Although Democrats still dominate in most minority communities, they were less successful in some ways than Republicans in last week’s primaries when it came to recruiting minority candidates into open races.
Several Democrats were particularly bothered that the establishment rallied around Jeremy McPike for an open Senate seat in Prince William County over Atif Qarni, a math teacher and former Marine who entered the race first and with stronger fundraising.
“My understanding was that the current Democratic caucus unofficially made it clear that their favorite was Jeremy McPike,” said Del. Mark L. Keam (D-Fairfax), who supported Qarni. “I’m a little bit frustrated that our party doesn’t think about, to the extent that’s possible, if we have two or three candidates that are strong and equally qualified, think about diversity.”
Minority communities have long felt taken for granted by a party that overwhelmingly wins the support of blacks, Latinos and Asians year after year. For some, party leaders’ preference for McPike exacerbated those feelings.
“We felt in the general election, talking to people in Prince William, that [McPike] was the strongest candidate,” Senate Democratic Caucus Chairman Richard L. Saslaw (D-Fairfax) said. “You want the best candidate out there in the general election.”
The open seat in Prince William, being vacated by Sen. Charles J. Colgan (D), is a rare swing seat on the edge of the D.C. region. Nearly half black and Hispanic and 8 percent Asian, according to the Virginia Public Access Project, it’s one of the most diverse districts in the state.
Qarni said he thinks that some local party leaders were concerned that his Muslim religion would hamper his bid.
In a 2011 Senate race, party leaders favored Arlington County Board member Barbara A. Favola (D) over lawyer Jaime Areizaga-Soto. According to a local blogger, she noted in a phone conversation that there are few Latinos in the district. Del. Michael T. Futrell (D-Prince William), who is African American, got little support before his surprise victory in a 2013 House of Delegates race. He, too, ran for Colgan’s Senate seat and came in third.
The problem is in part an unintended consequence of the party’s success in Northern Virginia.
In the D.C. suburbs, so many offices are held by Democrats that turnover is rare and open seats attract multiple strong candidates. Lacking the internal ideological divisions that have bedeviled Republicans in the state, Democrats rarely challenge incumbents.
“It’s very, very competitive,” said Sue Langley, chairwoman of the Fairfax County Democratic Committee and an immigrant from Thailand.
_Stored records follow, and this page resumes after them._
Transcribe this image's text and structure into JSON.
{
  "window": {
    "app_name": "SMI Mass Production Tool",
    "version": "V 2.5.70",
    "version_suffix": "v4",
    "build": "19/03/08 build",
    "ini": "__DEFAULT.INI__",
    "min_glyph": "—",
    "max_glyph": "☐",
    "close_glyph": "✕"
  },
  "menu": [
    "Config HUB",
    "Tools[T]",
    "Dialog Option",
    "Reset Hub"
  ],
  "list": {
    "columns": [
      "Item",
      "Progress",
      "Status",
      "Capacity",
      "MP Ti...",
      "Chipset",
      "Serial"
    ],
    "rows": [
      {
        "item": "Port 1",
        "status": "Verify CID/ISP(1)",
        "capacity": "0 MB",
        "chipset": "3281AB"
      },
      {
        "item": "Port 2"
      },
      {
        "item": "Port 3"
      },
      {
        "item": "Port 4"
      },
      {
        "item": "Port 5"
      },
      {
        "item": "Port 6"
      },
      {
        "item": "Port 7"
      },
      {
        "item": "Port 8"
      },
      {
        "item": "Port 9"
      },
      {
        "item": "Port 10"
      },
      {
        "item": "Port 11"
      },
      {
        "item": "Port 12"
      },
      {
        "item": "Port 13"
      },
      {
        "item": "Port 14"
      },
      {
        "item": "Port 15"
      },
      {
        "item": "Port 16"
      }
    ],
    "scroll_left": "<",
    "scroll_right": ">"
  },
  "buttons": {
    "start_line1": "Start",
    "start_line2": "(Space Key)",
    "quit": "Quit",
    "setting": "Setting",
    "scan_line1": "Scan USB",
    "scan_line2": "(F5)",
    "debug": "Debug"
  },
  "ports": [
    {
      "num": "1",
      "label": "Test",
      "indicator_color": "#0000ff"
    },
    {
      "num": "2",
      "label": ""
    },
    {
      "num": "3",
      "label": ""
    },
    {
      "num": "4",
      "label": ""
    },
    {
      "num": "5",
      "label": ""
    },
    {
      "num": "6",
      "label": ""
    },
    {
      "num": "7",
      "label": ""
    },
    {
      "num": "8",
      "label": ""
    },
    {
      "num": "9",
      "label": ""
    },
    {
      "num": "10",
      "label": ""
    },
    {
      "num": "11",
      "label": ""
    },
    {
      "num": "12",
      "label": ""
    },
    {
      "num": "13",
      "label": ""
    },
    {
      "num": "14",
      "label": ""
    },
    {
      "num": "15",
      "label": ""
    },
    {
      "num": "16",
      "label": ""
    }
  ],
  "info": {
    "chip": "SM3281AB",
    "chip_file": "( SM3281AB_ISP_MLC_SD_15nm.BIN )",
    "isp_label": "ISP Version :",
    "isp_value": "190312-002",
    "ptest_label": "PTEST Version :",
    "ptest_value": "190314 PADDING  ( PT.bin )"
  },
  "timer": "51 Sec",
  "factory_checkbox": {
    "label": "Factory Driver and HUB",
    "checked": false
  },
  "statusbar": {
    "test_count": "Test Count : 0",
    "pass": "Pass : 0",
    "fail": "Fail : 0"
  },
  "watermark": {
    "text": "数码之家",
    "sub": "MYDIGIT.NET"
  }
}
Running and sustaining a political career, she said, is “very difficult, particularly for first-generation immigrants — they have to earn their living.”
She noted that the county party has two Hispanic candidates and one African American competing this fall: two for school board and one challenging Del. David B. Albo (R-Fairfax). In local races across Northern Virginia, four women and two African Americans were elected.
Democrats remain the far more diverse party. Twenty of the 23 nonwhite state lawmakers in office are Democrats. Democratic districts, too, tend to be less white. The party is fielding a female challenger against Sen. Richard H. Black (R-Loudoun) and an African American man to take on Sen. Frank W. Wagner (R-Virginia Beach). In the Richmond area, two African American candidates were nominated for open House seats. A Hispanic candidate was just recruited to take on Senate Majority Leader Thomas K. Norment Jr. (R-James City), who hasn’t faced a Democratic challenge since 2003.
Democrats are also rallying nonwhite voters via the legal system. A lawsuit filed Thursday challenges the state’s photo voter identification law and would restore voting rights to nonviolent former felons.
Elizabeth Koh contributed to this report.